* **Data records for software interfaces**:
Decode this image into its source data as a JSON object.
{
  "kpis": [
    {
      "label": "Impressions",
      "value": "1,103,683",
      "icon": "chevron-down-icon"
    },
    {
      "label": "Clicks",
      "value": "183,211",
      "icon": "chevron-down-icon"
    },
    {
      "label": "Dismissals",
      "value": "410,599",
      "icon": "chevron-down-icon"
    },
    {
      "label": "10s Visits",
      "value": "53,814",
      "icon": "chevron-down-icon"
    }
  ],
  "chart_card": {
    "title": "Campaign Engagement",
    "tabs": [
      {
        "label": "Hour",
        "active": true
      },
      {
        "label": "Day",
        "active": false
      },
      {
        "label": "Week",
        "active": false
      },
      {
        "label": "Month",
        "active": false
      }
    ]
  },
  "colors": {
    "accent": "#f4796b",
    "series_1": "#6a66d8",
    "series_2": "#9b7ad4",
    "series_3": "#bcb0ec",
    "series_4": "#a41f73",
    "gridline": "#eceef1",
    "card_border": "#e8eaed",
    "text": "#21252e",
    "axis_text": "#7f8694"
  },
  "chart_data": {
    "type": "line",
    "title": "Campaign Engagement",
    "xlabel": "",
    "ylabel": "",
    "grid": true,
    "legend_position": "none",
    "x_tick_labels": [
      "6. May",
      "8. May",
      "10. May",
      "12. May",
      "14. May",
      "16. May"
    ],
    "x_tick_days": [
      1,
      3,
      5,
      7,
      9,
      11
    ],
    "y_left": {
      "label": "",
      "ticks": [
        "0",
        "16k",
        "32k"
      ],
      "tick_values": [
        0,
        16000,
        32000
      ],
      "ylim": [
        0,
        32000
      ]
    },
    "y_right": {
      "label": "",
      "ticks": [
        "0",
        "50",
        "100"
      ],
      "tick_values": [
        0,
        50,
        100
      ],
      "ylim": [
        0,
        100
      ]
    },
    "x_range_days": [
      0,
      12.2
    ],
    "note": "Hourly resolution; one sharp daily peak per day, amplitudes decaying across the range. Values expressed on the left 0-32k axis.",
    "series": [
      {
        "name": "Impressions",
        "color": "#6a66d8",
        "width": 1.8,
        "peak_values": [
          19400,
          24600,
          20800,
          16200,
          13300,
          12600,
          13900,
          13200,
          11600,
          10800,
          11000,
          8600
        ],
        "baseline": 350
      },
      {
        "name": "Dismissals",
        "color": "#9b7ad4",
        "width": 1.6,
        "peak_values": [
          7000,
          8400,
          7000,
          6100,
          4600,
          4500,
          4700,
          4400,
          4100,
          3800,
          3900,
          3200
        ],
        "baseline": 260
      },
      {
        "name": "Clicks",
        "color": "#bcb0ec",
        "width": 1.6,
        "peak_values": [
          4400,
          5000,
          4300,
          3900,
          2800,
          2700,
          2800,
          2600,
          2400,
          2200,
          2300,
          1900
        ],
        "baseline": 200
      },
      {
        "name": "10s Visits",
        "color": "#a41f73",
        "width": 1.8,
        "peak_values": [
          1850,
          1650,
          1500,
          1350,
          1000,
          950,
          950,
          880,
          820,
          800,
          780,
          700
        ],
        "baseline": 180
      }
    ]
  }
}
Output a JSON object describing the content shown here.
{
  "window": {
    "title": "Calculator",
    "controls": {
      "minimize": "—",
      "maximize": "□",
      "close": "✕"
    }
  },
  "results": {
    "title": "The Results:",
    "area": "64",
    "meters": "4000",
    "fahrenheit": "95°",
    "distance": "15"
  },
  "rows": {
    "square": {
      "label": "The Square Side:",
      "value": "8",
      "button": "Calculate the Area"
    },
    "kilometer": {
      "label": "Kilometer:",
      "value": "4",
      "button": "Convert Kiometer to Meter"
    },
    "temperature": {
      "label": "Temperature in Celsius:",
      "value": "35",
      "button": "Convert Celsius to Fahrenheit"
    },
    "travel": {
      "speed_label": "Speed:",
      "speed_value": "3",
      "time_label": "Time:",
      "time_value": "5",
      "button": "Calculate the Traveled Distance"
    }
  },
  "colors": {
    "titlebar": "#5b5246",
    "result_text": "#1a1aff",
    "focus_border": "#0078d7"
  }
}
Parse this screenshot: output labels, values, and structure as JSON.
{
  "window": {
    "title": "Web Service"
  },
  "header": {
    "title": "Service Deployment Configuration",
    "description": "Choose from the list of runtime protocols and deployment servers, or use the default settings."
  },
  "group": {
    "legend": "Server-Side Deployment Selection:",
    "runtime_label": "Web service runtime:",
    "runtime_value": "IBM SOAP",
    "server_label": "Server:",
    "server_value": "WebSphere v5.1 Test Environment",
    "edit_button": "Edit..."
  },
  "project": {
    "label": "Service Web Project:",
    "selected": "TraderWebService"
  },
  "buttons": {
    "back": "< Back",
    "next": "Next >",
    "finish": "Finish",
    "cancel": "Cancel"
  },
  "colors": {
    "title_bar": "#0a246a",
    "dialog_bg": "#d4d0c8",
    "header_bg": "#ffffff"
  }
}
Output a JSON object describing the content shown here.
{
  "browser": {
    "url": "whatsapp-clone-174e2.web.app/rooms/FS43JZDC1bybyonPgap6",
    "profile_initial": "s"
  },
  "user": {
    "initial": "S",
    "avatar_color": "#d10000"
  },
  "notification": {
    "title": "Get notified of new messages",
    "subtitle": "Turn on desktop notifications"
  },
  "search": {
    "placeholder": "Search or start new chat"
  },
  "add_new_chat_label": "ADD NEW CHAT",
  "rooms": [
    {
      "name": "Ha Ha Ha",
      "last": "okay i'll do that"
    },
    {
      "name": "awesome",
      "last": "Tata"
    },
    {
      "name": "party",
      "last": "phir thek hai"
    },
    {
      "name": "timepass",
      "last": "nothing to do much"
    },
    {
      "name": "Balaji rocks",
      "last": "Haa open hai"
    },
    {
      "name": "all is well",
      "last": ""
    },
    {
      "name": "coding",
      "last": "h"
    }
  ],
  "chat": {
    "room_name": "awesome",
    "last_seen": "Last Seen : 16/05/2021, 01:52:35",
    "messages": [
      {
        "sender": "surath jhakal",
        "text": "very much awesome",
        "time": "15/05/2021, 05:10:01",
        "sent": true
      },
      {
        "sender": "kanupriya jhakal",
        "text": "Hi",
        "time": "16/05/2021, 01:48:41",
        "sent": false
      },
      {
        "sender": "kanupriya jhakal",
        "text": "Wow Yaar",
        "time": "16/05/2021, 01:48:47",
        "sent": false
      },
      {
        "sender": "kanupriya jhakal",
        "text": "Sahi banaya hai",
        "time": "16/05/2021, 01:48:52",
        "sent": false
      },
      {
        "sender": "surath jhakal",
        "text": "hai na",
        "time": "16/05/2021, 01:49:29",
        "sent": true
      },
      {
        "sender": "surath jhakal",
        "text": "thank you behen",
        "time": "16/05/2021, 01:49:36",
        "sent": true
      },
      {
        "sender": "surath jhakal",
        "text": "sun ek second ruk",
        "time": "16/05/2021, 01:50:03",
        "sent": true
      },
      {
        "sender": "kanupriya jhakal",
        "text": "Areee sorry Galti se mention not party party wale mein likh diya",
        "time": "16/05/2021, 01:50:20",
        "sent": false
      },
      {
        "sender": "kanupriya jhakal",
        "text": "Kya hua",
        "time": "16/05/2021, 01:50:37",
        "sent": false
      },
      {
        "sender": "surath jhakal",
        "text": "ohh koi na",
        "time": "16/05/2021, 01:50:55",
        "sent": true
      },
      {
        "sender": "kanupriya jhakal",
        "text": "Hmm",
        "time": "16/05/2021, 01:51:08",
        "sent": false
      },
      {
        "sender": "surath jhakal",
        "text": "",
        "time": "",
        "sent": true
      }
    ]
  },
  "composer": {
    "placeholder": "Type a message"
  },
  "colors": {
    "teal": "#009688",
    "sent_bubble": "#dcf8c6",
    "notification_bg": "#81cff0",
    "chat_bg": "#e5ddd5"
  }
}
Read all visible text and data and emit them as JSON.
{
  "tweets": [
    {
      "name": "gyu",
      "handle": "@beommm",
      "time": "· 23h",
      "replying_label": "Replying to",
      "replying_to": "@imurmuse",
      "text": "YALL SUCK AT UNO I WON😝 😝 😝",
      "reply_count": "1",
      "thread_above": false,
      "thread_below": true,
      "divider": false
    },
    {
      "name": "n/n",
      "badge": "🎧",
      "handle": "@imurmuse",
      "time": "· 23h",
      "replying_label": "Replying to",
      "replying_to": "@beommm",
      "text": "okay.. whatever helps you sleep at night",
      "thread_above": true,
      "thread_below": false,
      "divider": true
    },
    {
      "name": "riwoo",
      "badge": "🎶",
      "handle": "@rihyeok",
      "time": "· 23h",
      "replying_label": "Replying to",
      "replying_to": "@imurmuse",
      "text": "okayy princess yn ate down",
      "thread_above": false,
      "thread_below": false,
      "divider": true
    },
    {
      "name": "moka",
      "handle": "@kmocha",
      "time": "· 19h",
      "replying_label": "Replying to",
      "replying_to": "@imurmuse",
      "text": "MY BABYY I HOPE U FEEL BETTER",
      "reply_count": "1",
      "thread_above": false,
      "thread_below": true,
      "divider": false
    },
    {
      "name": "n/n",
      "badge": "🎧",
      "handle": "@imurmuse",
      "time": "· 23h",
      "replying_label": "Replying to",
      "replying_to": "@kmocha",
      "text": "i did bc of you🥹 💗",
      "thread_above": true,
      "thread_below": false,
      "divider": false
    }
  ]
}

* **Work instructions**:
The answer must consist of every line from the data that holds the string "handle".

* **Solved problem**:
      "handle": "@beommm",
      "handle": "@imurmuse",
      "handle": "@rihyeok",
      "handle": "@kmocha",
      "handle": "@imurmuse",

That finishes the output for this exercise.